Keep talking, conservatives. I seriously though I'd have to pay you all to be so unwittingly helpful to our side:
Sen Schumer, federal #RFRA coauthor, knocks down lie that Indiana's version is the same
This was needed:
Sen. Schumer [Facebook]
Video: I can't fathom invoking concentration camps in my political discourse. But Glenn Beck on the other hand...
It's all fun and games until gay people and our allies start sending others to concentration camps. Or something:
If you're going to a Passover seder this weekend, look for the oldest relative at the table and ask them how they feel about such a negligent comparison.
Get a load of this double-talk from the Family Research Council #RFRA #Indiana
I'm not sure what, exactly, Tony Perkins and his friends at the Family Research Council think cakes and flowers and photography packages are. But apparently they don't believe them to be "non-religious goods or services" since they claim that RFRAs are not intended or even capable of denying such services, in one breath, while making the case that business owners *should* be able to deny such services in every other breath.
Check out this spin:
“The governor addressed the complete falsehood that RFRA is about denying people a seat in a restaurant or a room at a hotel. Christians would never deny people these services but being forced to participate in a ceremony that violates religious beliefs is completely un-American and uncivil. We must ensure that religious business owners are not forced by the government to participate in a same-sex ceremony. What RFRA is intended to do is to protect people from government discrimination. However, until we see the wording of his proposal, the impact on religious businesses and churches is unknown.
“RFRAs are not intended to nor have they ever been used to deny anyone non-religious goods or services. We support such a clarification making clear RFRA does not impact non-religious goods or services.

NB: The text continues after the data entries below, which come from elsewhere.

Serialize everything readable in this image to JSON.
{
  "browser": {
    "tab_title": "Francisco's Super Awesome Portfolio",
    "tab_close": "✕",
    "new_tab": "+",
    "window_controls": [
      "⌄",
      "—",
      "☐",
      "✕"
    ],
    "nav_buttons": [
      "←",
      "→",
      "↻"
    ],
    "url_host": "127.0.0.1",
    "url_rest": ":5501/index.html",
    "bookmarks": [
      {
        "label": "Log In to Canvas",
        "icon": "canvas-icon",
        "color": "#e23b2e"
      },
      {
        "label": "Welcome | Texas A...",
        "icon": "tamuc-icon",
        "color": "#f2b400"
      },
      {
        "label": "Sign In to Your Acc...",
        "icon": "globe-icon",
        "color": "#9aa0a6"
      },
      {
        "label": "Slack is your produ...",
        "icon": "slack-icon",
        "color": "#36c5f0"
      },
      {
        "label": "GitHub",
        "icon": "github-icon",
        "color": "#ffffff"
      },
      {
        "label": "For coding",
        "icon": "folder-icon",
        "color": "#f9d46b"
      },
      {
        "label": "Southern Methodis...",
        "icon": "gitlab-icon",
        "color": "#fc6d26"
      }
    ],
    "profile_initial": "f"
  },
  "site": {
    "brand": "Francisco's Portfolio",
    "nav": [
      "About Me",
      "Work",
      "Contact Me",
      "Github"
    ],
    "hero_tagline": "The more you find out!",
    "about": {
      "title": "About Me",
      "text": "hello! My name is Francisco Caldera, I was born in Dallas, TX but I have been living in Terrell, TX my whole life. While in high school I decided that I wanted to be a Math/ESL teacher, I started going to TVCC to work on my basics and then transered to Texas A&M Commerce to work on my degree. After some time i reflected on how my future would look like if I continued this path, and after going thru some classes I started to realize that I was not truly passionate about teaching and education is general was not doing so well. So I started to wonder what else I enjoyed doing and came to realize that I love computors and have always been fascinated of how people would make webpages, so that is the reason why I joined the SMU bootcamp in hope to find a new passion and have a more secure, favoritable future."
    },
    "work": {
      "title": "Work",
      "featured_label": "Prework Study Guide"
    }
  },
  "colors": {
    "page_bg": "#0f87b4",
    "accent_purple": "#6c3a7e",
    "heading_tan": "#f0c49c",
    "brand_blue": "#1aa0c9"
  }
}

“The government shouldn’t force religious businesses and churches to participate in wedding ceremonies contrary to their owners’ beliefs. If the government punishes people for living their faith, there are no limits to what government can control. We want to be sure that the measure proposed by the governor isn’t used as a weapon to impose punishing fines on people like florist Barronelle Stutzman, bakers Aaron and Melissa Klein, and wedding photographer Elaine Huguenin.
“Indiana has been the target of misinformation, and bullying in both the media and online, simply for joining 19 other states in aligning themselves with federal religious freedom law. What is unfolding in Indiana reveals the source of true intolerance: those who want the government to punish people for freely living according to their beliefs,” concluded Perkins.

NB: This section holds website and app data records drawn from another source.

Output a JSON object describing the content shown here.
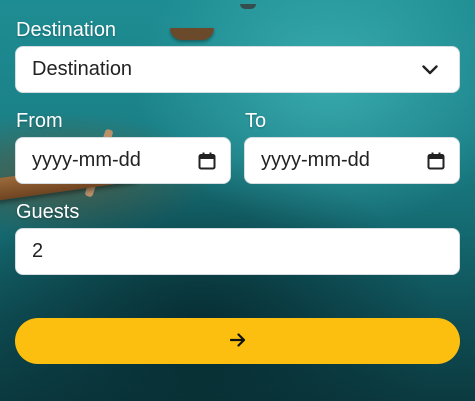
{
  "form": {
    "destination": {
      "label": "Destination",
      "selected_value": "Destination",
      "icon": "chevron-down-icon"
    },
    "from": {
      "label": "From",
      "placeholder": "yyyy-mm-dd",
      "icon": "calendar-icon"
    },
    "to": {
      "label": "To",
      "placeholder": "yyyy-mm-dd",
      "icon": "calendar-icon"
    },
    "guests": {
      "label": "Guests",
      "value": "2"
    },
    "submit": {
      "icon": "arrow-right-icon",
      "color": "#fcbf0f"
    }
  },
  "colors": {
    "label_text": "#ffffff",
    "field_bg": "#ffffff",
    "accent": "#fcbf0f"
  }
}
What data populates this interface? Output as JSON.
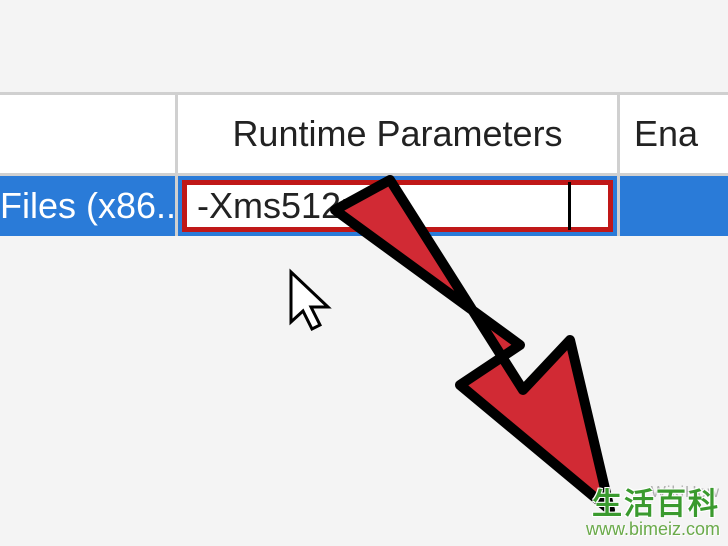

Of course the operative phrase is "participate in a ceremony." Groups like FRC are insistent that products like cakes and flowers constitute "participation" and therefore have some sort of special status that makes them fit for denial. Which is hogwash. Obviously. But in anti-LGBT far-right world, where entitlement and deception run neck and neck for most overused concepts, they actually think they can say this stuff and have us just go blindly along with their fantasies.
This week, they've learned they cannot and we will not. And this is just a taste of the future.